▸ **About this exercise**
Only the lines holding "JSON" are wanted. Copy every one from the records below.
Data for this exercise: Begin
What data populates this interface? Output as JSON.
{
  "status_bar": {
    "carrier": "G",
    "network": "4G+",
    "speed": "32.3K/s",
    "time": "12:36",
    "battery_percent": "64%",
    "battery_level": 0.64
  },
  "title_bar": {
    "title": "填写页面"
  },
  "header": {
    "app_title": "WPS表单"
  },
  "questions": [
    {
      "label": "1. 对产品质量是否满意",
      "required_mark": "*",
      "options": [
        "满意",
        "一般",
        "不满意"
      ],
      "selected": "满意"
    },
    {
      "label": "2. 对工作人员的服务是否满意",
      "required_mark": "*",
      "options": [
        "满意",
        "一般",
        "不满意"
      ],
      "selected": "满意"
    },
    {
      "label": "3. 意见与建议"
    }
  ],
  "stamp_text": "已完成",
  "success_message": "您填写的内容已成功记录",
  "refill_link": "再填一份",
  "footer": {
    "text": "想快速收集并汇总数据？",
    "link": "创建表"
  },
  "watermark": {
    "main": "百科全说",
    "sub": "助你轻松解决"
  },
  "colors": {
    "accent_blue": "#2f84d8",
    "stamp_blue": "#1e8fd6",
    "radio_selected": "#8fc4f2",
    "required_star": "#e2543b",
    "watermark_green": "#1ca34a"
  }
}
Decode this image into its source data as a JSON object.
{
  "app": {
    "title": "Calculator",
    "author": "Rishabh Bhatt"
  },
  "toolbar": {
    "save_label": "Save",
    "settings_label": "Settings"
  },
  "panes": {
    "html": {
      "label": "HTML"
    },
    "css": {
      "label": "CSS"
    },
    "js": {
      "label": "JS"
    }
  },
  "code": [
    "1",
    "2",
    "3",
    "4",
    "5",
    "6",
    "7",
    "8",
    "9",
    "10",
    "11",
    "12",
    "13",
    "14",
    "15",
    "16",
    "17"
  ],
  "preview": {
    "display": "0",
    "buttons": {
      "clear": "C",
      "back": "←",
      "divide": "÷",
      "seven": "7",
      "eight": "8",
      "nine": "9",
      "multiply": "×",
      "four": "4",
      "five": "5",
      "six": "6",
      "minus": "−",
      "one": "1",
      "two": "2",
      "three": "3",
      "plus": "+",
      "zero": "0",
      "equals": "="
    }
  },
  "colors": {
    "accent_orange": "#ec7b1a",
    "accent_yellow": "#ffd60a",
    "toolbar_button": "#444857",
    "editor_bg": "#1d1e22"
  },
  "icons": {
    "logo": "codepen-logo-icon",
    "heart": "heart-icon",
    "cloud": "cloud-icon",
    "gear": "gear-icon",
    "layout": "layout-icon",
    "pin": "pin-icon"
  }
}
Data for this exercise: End
▸ **Response to this exercise**
What data populates this interface? Output as JSON.
Decode this image into its source data as a JSON object.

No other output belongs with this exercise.